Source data
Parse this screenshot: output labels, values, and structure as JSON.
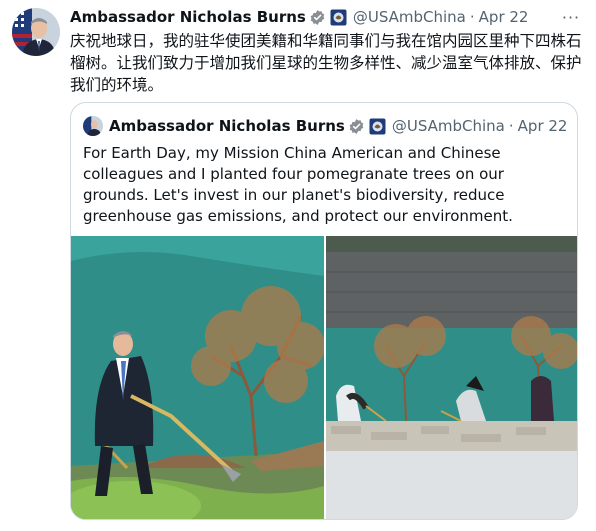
{
  "tweet": {
    "author_name": "Ambassador Nicholas Burns",
    "handle": "@USAmbChina",
    "separator": "·",
    "date": "Apr 22",
    "more_label": "···",
    "text": "庆祝地球日，我的驻华使团美籍和华籍同事们与我在馆内园区里种下四株石榴树。让我们致力于增加我们星球的生物多样性、减少温室气体排放、保护我们的环境。",
    "icons": [
      "verified-badge-icon",
      "government-affiliation-icon",
      "more-options-icon"
    ]
  },
  "quote": {
    "author_name": "Ambassador Nicholas Burns",
    "handle": "@USAmbChina",
    "separator": "·",
    "date": "Apr 22",
    "text": "For Earth Day, my Mission China American and Chinese colleagues and I planted four pomegranate trees on our grounds.  Let's invest in our planet's biodiversity, reduce greenhouse gas emissions, and protect our environment.",
    "photos": [
      "ambassador-planting-tree-photo",
      "staff-planting-trees-photo"
    ]
  },
  "colors": {
    "text_primary": "#0f1419",
    "text_secondary": "#536471",
    "verified_blue": "#1d9bf0",
    "border": "#cfd9de"
  }
}
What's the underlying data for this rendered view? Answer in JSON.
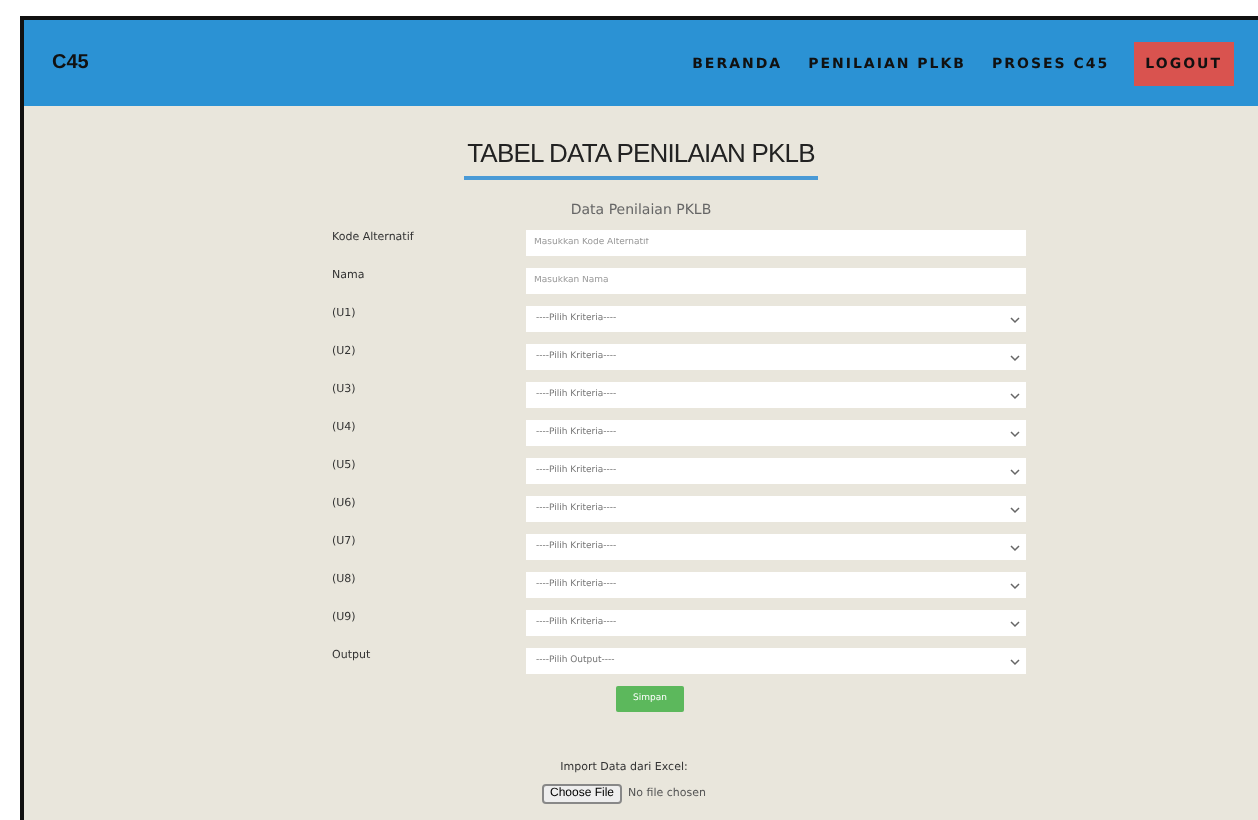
{
  "navbar": {
    "brand": "C45",
    "items": [
      {
        "label": "BERANDA",
        "kind": "link"
      },
      {
        "label": "PENILAIAN PLKB",
        "kind": "link"
      },
      {
        "label": "PROSES C45",
        "kind": "link"
      },
      {
        "label": "LOGOUT",
        "kind": "button"
      }
    ]
  },
  "title": "TABEL DATA PENILAIAN PKLB",
  "form": {
    "heading": "Data Penilaian PKLB",
    "fields": [
      {
        "label": "Kode Alternatif",
        "kind": "input",
        "placeholder": "Masukkan Kode Alternatif"
      },
      {
        "label": "Nama",
        "kind": "input",
        "placeholder": "Masukkan Nama"
      },
      {
        "label": "(U1)",
        "kind": "select",
        "value": "----Pilih Kriteria----"
      },
      {
        "label": "(U2)",
        "kind": "select",
        "value": "----Pilih Kriteria----"
      },
      {
        "label": "(U3)",
        "kind": "select",
        "value": "----Pilih Kriteria----"
      },
      {
        "label": "(U4)",
        "kind": "select",
        "value": "----Pilih Kriteria----"
      },
      {
        "label": "(U5)",
        "kind": "select",
        "value": "----Pilih Kriteria----"
      },
      {
        "label": "(U6)",
        "kind": "select",
        "value": "----Pilih Kriteria----"
      },
      {
        "label": "(U7)",
        "kind": "select",
        "value": "----Pilih Kriteria----"
      },
      {
        "label": "(U8)",
        "kind": "select",
        "value": "----Pilih Kriteria----"
      },
      {
        "label": "(U9)",
        "kind": "select",
        "value": "----Pilih Kriteria----"
      },
      {
        "label": "Output",
        "kind": "select",
        "value": "----Pilih Output----"
      }
    ],
    "submit": "Simpan"
  },
  "import": {
    "label": "Import Data dari Excel:",
    "button": "Choose File",
    "status": "No file chosen"
  }
}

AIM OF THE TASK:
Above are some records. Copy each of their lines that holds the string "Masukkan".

REPLY:
        "placeholder": "Masukkan Kode Alternatif"
        "placeholder": "Masukkan Nama"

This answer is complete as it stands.